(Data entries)
>>>
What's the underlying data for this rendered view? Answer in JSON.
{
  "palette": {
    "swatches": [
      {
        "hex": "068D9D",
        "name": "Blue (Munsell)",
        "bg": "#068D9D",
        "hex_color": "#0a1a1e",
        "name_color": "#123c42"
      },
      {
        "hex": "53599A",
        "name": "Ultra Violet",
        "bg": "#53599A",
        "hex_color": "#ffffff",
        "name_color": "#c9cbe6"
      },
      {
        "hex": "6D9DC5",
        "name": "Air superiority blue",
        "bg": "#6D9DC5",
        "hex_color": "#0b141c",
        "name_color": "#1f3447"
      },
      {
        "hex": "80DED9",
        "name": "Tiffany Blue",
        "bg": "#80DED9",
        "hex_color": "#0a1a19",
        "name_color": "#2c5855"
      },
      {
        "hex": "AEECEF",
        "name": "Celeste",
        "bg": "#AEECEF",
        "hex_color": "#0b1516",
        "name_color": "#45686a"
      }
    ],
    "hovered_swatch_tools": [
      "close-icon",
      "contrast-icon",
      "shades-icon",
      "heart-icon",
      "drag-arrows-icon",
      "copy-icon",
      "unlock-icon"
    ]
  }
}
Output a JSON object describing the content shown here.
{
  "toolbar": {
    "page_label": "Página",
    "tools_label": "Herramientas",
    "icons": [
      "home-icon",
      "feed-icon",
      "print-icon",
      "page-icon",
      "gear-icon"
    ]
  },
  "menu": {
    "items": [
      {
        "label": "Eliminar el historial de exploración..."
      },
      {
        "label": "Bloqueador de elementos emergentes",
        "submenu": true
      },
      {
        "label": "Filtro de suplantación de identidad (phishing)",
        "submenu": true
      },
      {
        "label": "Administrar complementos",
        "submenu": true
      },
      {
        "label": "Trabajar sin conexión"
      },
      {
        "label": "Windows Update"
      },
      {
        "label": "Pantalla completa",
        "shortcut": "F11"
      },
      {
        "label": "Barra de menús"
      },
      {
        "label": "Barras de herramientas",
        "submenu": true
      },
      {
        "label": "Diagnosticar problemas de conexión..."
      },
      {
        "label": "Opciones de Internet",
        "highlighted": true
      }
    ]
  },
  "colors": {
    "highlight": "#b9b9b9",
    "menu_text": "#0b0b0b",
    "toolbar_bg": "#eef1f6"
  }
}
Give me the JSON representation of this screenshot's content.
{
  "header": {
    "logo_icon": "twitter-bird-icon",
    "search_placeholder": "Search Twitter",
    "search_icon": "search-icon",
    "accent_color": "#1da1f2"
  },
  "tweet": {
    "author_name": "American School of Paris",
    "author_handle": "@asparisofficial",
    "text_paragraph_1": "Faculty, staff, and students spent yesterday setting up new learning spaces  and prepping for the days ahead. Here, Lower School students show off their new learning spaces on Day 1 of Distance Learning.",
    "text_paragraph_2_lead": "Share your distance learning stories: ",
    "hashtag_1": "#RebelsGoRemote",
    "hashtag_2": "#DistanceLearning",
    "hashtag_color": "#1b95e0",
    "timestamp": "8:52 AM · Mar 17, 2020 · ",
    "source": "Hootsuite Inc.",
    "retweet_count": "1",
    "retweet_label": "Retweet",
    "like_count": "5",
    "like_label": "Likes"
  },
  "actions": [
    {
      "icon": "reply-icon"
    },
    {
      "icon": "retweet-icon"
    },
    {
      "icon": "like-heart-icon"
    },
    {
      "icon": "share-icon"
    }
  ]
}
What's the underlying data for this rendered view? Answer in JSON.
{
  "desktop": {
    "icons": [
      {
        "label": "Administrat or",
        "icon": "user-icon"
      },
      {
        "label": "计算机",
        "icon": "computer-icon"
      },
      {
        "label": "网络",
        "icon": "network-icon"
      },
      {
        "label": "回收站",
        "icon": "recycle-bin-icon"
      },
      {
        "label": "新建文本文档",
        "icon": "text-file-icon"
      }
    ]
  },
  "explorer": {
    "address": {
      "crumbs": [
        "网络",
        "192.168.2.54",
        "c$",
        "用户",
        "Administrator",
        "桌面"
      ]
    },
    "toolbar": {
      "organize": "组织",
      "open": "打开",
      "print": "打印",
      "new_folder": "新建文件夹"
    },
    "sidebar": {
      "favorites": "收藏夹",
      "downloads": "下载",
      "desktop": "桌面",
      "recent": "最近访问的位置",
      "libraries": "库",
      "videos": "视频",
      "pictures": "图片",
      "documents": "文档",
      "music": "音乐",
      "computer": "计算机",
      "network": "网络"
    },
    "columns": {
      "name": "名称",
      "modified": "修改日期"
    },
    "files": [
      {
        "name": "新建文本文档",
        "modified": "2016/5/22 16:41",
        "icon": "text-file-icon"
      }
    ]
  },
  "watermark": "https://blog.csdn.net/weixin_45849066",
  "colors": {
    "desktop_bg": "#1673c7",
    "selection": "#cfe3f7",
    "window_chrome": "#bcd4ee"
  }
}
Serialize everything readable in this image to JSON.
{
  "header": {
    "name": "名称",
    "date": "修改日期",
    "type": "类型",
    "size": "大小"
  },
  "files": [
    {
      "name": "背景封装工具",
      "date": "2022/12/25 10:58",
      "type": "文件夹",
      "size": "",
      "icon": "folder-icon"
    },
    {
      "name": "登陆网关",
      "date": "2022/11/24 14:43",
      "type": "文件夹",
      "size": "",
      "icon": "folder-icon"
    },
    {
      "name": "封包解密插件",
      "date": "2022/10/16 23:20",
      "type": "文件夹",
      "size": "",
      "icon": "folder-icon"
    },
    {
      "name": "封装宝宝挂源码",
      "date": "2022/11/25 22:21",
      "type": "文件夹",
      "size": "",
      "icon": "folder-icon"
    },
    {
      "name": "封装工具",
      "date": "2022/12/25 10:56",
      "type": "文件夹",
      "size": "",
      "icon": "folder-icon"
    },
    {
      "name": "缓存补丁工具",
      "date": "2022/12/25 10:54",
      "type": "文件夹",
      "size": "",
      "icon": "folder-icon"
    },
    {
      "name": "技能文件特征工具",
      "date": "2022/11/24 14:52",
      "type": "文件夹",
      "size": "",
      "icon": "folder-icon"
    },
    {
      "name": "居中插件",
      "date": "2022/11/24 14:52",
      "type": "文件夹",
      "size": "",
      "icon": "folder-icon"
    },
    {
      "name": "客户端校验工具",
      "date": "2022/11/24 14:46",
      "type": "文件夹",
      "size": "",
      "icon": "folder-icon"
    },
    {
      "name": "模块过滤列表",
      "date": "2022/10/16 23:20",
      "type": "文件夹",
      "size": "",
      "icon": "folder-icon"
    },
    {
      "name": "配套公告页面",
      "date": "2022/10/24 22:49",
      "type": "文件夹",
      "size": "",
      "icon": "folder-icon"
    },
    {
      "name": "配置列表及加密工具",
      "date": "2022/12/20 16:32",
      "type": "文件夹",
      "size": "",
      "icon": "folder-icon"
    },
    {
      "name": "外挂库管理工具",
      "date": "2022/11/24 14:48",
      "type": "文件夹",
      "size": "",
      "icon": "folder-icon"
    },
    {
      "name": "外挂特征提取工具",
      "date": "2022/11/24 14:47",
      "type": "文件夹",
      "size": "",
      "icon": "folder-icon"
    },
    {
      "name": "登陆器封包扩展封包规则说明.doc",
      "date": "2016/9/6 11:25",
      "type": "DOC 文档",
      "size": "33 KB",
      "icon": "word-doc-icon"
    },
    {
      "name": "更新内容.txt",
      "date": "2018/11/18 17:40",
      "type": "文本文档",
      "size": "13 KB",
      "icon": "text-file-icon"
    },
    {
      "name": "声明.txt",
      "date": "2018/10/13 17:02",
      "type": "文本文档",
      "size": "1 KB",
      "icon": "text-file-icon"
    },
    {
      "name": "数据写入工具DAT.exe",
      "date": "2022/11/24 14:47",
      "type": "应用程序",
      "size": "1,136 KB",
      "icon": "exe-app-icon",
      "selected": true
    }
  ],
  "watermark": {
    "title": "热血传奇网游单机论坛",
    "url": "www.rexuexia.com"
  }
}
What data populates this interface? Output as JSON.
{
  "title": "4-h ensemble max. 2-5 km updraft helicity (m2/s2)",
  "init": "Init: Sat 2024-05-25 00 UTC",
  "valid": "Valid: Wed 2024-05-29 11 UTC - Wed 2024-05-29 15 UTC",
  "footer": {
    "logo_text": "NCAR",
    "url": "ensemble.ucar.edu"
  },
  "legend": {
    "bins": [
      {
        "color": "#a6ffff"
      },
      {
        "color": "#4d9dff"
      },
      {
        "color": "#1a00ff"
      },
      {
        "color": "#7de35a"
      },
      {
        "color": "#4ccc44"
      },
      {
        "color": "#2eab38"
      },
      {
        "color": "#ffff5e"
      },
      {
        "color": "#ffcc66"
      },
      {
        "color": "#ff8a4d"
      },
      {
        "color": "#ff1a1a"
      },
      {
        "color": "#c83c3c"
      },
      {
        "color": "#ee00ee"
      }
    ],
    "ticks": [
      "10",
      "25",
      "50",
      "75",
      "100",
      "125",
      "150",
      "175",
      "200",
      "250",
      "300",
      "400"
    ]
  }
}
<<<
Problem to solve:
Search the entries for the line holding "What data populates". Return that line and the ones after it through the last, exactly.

The completed task:
What data populates this interface? Output as JSON.
{
  "title": "4-h ensemble max. 2-5 km updraft helicity (m2/s2)",
  "init": "Init: Sat 2024-05-25 00 UTC",
  "valid": "Valid: Wed 2024-05-29 11 UTC - Wed 2024-05-29 15 UTC",
  "footer": {
    "logo_text": "NCAR",
    "url": "ensemble.ucar.edu"
  },
  "legend": {
    "bins": [
      {
        "color": "#a6ffff"
      },
      {
        "color": "#4d9dff"
      },
      {
        "color": "#1a00ff"
      },
      {
        "color": "#7de35a"
      },
      {
        "color": "#4ccc44"
      },
      {
        "color": "#2eab38"
      },
      {
        "color": "#ffff5e"
      },
      {
        "color": "#ffcc66"
      },
      {
        "color": "#ff8a4d"
      },
      {
        "color": "#ff1a1a"
      },
      {
        "color": "#c83c3c"
      },
      {
        "color": "#ee00ee"
      }
    ],
    "ticks": [
      "10",
      "25",
      "50",
      "75",
      "100",
      "125",
      "150",
      "175",
      "200",
      "250",
      "300",
      "400"
    ]
  }
}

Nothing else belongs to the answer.